Segment Start: Data shown

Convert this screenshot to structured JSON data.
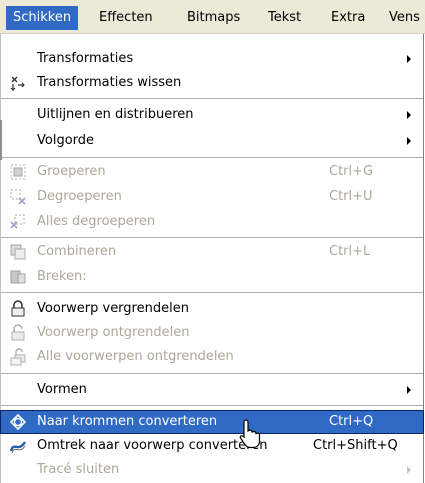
{
  "menubar": {
    "items": [
      {
        "label": "Schikken"
      },
      {
        "label": "Effecten"
      },
      {
        "label": "Bitmaps"
      },
      {
        "label": "Tekst"
      },
      {
        "label": "Extra"
      },
      {
        "label": "Vens"
      }
    ]
  },
  "menu": {
    "items": [
      {
        "label": "Transformaties",
        "shortcut": "",
        "icon": "none",
        "submenu": true,
        "enabled": true
      },
      {
        "label": "Transformaties wissen",
        "shortcut": "",
        "icon": "clear-transformations-icon",
        "submenu": false,
        "enabled": true
      },
      {
        "label": "Uitlijnen en distribueren",
        "shortcut": "",
        "icon": "none",
        "submenu": true,
        "enabled": true
      },
      {
        "label": "Volgorde",
        "shortcut": "",
        "icon": "none",
        "submenu": true,
        "enabled": true
      },
      {
        "label": "Groeperen",
        "shortcut": "Ctrl+G",
        "icon": "group-icon",
        "submenu": false,
        "enabled": false
      },
      {
        "label": "Degroeperen",
        "shortcut": "Ctrl+U",
        "icon": "ungroup-icon",
        "submenu": false,
        "enabled": false
      },
      {
        "label": "Alles degroeperen",
        "shortcut": "",
        "icon": "ungroup-all-icon",
        "submenu": false,
        "enabled": false
      },
      {
        "label": "Combineren",
        "shortcut": "Ctrl+L",
        "icon": "combine-icon",
        "submenu": false,
        "enabled": false
      },
      {
        "label": "Breken:",
        "shortcut": "",
        "icon": "break-apart-icon",
        "submenu": false,
        "enabled": false
      },
      {
        "label": "Voorwerp vergrendelen",
        "shortcut": "",
        "icon": "lock-icon",
        "submenu": false,
        "enabled": true
      },
      {
        "label": "Voorwerp ontgrendelen",
        "shortcut": "",
        "icon": "unlock-icon",
        "submenu": false,
        "enabled": false
      },
      {
        "label": "Alle voorwerpen ontgrendelen",
        "shortcut": "",
        "icon": "unlock-all-icon",
        "submenu": false,
        "enabled": false
      },
      {
        "label": "Vormen",
        "shortcut": "",
        "icon": "none",
        "submenu": true,
        "enabled": true
      },
      {
        "label": "Naar krommen converteren",
        "shortcut": "Ctrl+Q",
        "icon": "convert-to-curves-icon",
        "submenu": false,
        "enabled": true,
        "highlighted": true
      },
      {
        "label": "Omtrek naar voorwerp converteren",
        "shortcut": "Ctrl+Shift+Q",
        "icon": "outline-to-object-icon",
        "submenu": false,
        "enabled": true
      },
      {
        "label": "Tracé sluiten",
        "shortcut": "",
        "icon": "none",
        "submenu": true,
        "enabled": false
      }
    ]
  },
  "colors": {
    "menubar_bg": "#ece9d8",
    "highlight": "#316ac5",
    "disabled_text": "#aca899"
  }
}
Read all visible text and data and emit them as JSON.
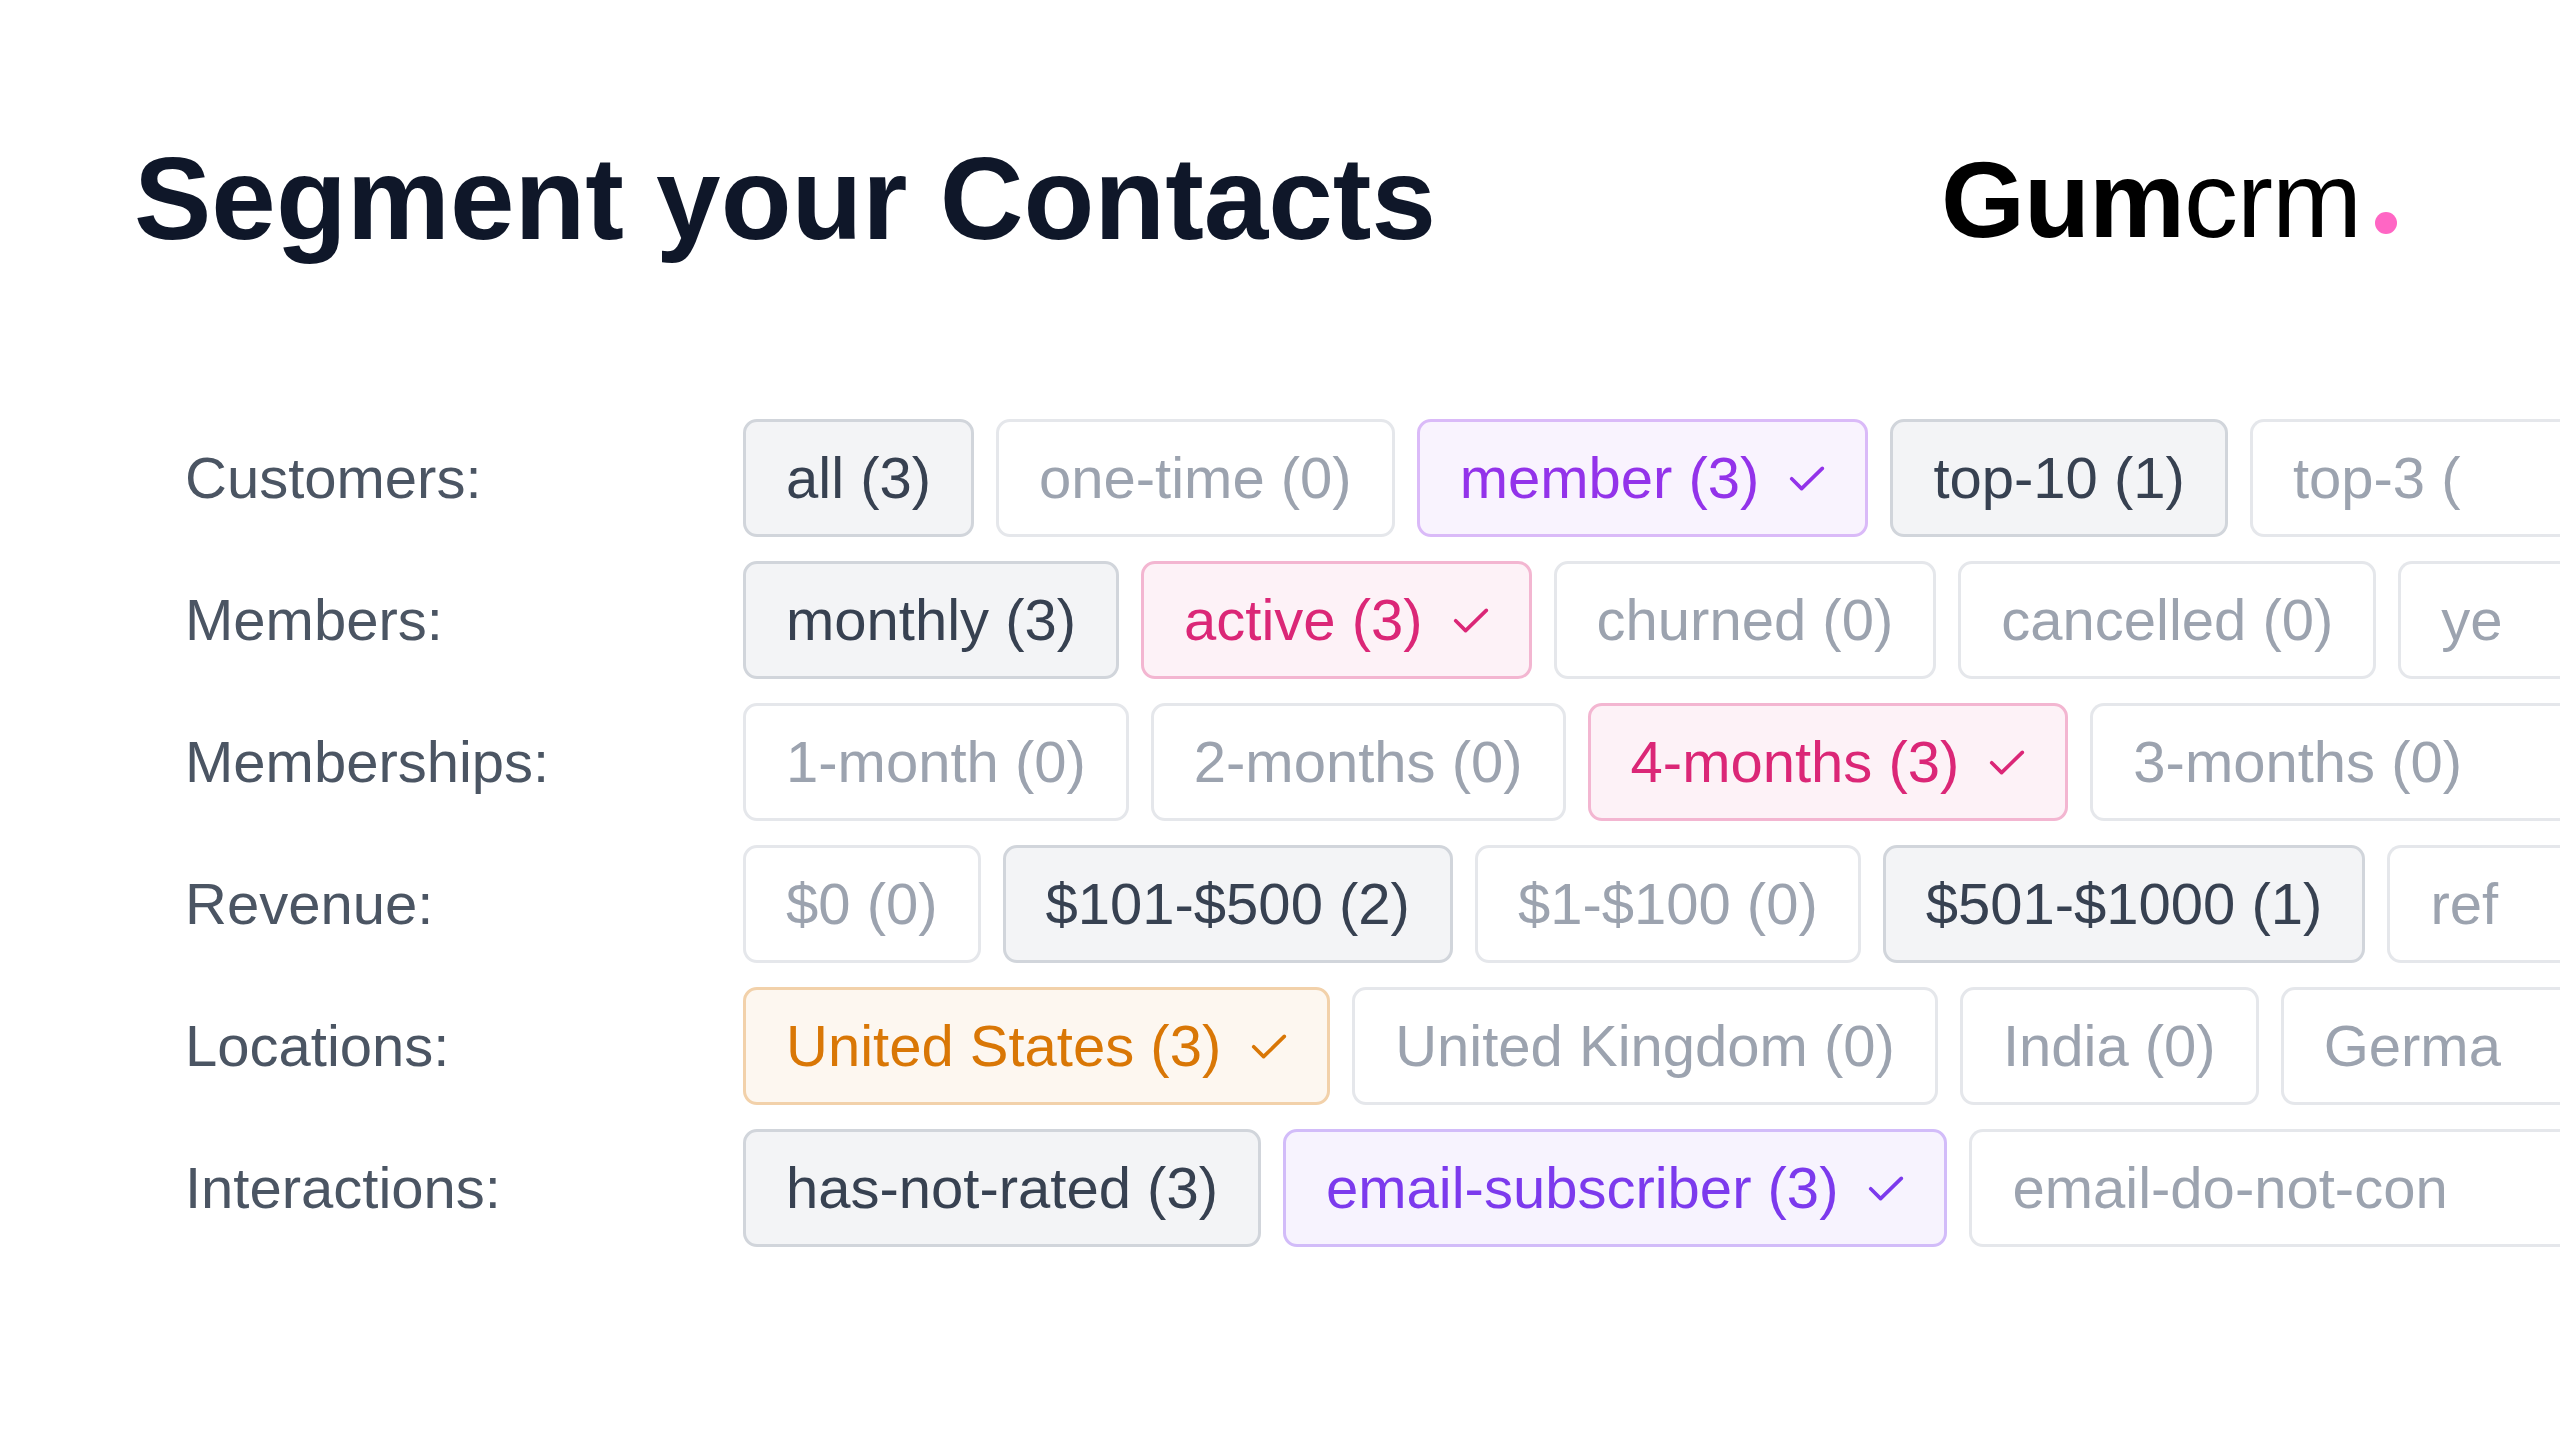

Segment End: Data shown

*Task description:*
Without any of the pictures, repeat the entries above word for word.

*Task answer:*
Convert this screenshot to structured JSON data.
{
  "menubar": {
    "items": [
      {
        "label": "Schikken"
      },
      {
        "label": "Effecten"
      },
      {
        "label": "Bitmaps"
      },
      {
        "label": "Tekst"
      },
      {
        "label": "Extra"
      },
      {
        "label": "Vens"
      }
    ]
  },
  "menu": {
    "items": [
      {
        "label": "Transformaties",
        "shortcut": "",
        "icon": "none",
        "submenu": true,
        "enabled": true
      },
      {
        "label": "Transformaties wissen",
        "shortcut": "",
        "icon": "clear-transformations-icon",
        "submenu": false,
        "enabled": true
      },
      {
        "label": "Uitlijnen en distribueren",
        "shortcut": "",
        "icon": "none",
        "submenu": true,
        "enabled": true
      },
      {
        "label": "Volgorde",
        "shortcut": "",
        "icon": "none",
        "submenu": true,
        "enabled": true
      },
      {
        "label": "Groeperen",
        "shortcut": "Ctrl+G",
        "icon": "group-icon",
        "submenu": false,
        "enabled": false
      },
      {
        "label": "Degroeperen",
        "shortcut": "Ctrl+U",
        "icon": "ungroup-icon",
        "submenu": false,
        "enabled": false
      },
      {
        "label": "Alles degroeperen",
        "shortcut": "",
        "icon": "ungroup-all-icon",
        "submenu": false,
        "enabled": false
      },
      {
        "label": "Combineren",
        "shortcut": "Ctrl+L",
        "icon": "combine-icon",
        "submenu": false,
        "enabled": false
      },
      {
        "label": "Breken:",
        "shortcut": "",
        "icon": "break-apart-icon",
        "submenu": false,
        "enabled": false
      },
      {
        "label": "Voorwerp vergrendelen",
        "shortcut": "",
        "icon": "lock-icon",
        "submenu": false,
        "enabled": true
      },
      {
        "label": "Voorwerp ontgrendelen",
        "shortcut": "",
        "icon": "unlock-icon",
        "submenu": false,
        "enabled": false
      },
      {
        "label": "Alle voorwerpen ontgrendelen",
        "shortcut": "",
        "icon": "unlock-all-icon",
        "submenu": false,
        "enabled": false
      },
      {
        "label": "Vormen",
        "shortcut": "",
        "icon": "none",
        "submenu": true,
        "enabled": true
      },
      {
        "label": "Naar krommen converteren",
        "shortcut": "Ctrl+Q",
        "icon": "convert-to-curves-icon",
        "submenu": false,
        "enabled": true,
        "highlighted": true
      },
      {
        "label": "Omtrek naar voorwerp converteren",
        "shortcut": "Ctrl+Shift+Q",
        "icon": "outline-to-object-icon",
        "submenu": false,
        "enabled": true
      },
      {
        "label": "Tracé sluiten",
        "shortcut": "",
        "icon": "none",
        "submenu": true,
        "enabled": false
      }
    ]
  },
  "colors": {
    "menubar_bg": "#ece9d8",
    "highlight": "#316ac5",
    "disabled_text": "#aca899"
  }
}
Read all visible text and data and emit them as JSON.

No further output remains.